Excerpts from an interface dataset
————————
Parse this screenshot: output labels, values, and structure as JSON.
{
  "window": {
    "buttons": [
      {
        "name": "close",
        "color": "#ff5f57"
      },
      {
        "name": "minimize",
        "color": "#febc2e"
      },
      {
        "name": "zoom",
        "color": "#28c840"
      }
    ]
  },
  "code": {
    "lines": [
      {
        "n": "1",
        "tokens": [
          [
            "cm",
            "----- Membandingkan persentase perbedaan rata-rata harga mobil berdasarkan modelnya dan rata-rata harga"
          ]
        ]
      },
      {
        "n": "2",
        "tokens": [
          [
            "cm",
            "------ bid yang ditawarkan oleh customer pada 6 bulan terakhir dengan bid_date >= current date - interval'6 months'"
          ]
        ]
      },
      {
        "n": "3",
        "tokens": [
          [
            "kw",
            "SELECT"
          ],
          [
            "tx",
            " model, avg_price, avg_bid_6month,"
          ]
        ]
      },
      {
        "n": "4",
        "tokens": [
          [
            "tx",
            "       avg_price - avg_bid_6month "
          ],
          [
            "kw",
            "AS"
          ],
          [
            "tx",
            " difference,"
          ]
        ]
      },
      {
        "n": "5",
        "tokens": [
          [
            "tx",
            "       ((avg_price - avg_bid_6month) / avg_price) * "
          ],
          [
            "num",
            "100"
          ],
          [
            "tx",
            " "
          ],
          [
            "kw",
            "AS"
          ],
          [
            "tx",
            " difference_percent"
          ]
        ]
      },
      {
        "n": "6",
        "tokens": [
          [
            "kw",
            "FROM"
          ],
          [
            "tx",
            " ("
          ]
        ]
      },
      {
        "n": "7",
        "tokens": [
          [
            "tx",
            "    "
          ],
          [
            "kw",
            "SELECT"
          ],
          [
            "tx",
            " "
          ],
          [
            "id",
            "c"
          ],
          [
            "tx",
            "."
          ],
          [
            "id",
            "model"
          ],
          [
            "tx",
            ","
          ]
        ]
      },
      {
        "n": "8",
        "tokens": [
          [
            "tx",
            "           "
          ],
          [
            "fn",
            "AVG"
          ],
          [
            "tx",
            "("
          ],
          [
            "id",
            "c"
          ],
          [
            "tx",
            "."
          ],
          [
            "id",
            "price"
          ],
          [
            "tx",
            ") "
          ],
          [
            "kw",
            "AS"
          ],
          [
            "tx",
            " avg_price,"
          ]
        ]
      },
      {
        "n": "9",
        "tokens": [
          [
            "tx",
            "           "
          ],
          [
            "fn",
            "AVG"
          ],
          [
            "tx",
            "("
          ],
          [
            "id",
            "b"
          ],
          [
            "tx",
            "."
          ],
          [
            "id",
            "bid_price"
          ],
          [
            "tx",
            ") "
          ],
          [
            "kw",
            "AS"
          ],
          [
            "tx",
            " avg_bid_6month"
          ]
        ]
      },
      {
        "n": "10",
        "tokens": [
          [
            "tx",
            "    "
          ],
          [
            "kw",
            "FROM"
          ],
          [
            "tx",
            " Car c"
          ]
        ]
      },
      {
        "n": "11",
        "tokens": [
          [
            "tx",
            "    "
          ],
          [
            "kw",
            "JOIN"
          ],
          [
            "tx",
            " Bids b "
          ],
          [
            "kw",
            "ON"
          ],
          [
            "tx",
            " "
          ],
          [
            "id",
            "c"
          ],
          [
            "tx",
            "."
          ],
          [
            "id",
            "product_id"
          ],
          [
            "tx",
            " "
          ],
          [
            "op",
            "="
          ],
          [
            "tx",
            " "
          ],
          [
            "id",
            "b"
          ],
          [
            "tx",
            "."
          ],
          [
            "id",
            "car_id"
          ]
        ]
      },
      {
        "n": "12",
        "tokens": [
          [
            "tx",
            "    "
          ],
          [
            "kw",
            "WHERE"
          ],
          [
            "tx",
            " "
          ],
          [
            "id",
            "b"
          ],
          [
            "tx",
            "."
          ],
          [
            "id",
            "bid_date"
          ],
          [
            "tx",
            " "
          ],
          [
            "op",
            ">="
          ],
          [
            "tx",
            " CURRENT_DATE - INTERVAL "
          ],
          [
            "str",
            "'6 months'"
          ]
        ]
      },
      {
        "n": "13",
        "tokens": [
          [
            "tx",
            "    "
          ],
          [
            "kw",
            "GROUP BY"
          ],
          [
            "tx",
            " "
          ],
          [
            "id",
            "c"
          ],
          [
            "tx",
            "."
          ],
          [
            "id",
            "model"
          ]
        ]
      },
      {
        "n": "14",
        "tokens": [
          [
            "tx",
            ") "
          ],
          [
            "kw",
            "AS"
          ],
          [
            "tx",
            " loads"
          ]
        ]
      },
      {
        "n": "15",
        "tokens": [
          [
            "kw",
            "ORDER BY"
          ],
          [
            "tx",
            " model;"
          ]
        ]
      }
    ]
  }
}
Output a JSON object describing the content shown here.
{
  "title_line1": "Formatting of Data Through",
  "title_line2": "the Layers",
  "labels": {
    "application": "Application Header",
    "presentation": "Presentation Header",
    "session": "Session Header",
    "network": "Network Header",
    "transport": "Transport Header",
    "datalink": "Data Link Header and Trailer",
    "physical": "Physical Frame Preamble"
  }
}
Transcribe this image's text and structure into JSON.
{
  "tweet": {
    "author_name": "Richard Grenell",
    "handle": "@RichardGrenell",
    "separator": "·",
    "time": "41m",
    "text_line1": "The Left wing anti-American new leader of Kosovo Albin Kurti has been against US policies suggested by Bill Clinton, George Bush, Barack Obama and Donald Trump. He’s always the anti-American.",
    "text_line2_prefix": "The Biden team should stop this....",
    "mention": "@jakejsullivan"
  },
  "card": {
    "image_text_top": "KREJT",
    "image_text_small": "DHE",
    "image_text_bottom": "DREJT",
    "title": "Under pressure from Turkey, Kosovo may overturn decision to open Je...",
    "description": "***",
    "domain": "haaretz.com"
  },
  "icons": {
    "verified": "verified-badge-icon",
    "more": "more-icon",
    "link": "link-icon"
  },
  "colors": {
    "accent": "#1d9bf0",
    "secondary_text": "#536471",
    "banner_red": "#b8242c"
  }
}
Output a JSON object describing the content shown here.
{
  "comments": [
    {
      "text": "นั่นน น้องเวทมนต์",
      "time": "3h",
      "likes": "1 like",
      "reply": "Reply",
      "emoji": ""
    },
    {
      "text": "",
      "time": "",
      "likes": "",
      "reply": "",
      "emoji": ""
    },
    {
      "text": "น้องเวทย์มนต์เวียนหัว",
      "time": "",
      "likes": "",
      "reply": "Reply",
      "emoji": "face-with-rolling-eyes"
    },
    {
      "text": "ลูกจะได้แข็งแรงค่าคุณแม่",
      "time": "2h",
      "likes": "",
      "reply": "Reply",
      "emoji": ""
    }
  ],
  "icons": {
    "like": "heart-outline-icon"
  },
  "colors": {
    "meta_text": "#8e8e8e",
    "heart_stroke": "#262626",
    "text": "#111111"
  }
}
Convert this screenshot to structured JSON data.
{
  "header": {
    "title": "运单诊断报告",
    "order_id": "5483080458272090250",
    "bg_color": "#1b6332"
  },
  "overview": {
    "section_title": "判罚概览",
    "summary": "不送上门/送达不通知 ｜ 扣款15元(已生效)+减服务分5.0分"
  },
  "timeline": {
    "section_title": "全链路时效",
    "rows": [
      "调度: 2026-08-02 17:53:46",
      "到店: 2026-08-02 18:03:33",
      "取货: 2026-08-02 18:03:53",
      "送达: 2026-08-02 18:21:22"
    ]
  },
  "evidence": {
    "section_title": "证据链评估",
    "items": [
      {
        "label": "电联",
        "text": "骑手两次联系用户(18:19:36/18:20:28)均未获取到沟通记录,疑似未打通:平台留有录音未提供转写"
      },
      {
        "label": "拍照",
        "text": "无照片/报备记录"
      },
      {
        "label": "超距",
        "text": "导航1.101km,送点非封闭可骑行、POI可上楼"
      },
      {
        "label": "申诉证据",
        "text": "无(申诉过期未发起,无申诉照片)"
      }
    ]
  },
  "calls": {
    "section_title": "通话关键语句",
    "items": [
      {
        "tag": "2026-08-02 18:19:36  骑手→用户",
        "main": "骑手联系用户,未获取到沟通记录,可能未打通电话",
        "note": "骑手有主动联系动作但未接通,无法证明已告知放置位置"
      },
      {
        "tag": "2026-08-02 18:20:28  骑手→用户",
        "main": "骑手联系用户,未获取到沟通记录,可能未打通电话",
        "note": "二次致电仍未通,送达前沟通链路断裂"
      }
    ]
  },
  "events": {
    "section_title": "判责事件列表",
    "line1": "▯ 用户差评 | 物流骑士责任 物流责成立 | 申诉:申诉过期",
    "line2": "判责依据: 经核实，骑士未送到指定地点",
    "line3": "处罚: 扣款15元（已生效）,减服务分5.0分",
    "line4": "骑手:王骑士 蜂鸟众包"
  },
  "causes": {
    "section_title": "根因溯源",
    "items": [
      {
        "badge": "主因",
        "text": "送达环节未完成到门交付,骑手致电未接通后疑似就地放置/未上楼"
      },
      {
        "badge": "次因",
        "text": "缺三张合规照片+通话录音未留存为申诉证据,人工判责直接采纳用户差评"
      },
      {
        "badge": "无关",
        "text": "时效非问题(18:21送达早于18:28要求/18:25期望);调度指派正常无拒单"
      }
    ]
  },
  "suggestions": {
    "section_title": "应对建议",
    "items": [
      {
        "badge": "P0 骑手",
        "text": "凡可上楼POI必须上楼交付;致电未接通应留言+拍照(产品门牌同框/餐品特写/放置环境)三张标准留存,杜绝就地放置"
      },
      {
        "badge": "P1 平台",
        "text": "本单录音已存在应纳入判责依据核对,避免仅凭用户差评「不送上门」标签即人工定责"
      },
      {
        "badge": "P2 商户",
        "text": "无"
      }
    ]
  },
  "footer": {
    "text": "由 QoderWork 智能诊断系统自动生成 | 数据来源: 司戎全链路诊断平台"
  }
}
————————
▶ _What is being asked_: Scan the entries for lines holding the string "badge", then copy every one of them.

▶ _Completed exercise_:
    "verified": "verified-badge-icon",
        "badge": "主因",
        "badge": "次因",
        "badge": "无关",
        "badge": "P0 骑手",
        "badge": "P1 平台",
        "badge": "P2 商户",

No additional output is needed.